Data to process =>

◇ ◇ ◇ ◇ ◇

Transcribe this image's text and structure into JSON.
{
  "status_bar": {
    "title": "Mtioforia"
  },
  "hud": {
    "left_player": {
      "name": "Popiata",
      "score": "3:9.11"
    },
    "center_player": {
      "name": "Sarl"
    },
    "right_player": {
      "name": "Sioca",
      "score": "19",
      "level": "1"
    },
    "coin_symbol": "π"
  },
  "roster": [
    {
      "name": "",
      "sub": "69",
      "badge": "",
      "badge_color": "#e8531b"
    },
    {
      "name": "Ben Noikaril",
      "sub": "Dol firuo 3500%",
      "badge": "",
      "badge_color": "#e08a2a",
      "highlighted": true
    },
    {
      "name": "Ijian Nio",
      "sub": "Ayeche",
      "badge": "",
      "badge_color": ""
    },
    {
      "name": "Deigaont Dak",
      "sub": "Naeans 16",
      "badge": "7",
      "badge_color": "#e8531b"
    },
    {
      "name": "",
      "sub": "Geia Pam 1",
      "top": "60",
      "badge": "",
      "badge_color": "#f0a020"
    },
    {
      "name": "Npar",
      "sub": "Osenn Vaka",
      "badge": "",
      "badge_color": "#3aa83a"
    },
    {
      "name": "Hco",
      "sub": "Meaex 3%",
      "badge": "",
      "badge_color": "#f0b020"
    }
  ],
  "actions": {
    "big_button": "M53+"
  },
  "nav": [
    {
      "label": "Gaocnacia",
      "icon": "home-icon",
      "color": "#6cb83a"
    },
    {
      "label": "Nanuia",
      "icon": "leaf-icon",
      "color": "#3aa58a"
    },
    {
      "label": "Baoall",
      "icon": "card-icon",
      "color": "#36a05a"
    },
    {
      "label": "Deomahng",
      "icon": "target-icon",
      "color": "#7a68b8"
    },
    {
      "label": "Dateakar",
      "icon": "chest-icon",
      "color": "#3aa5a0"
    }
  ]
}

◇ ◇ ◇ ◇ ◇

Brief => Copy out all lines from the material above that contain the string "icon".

Answer box =>
      "icon": "home-icon",
      "icon": "leaf-icon",
      "icon": "card-icon",
      "icon": "target-icon",
      "icon": "chest-icon",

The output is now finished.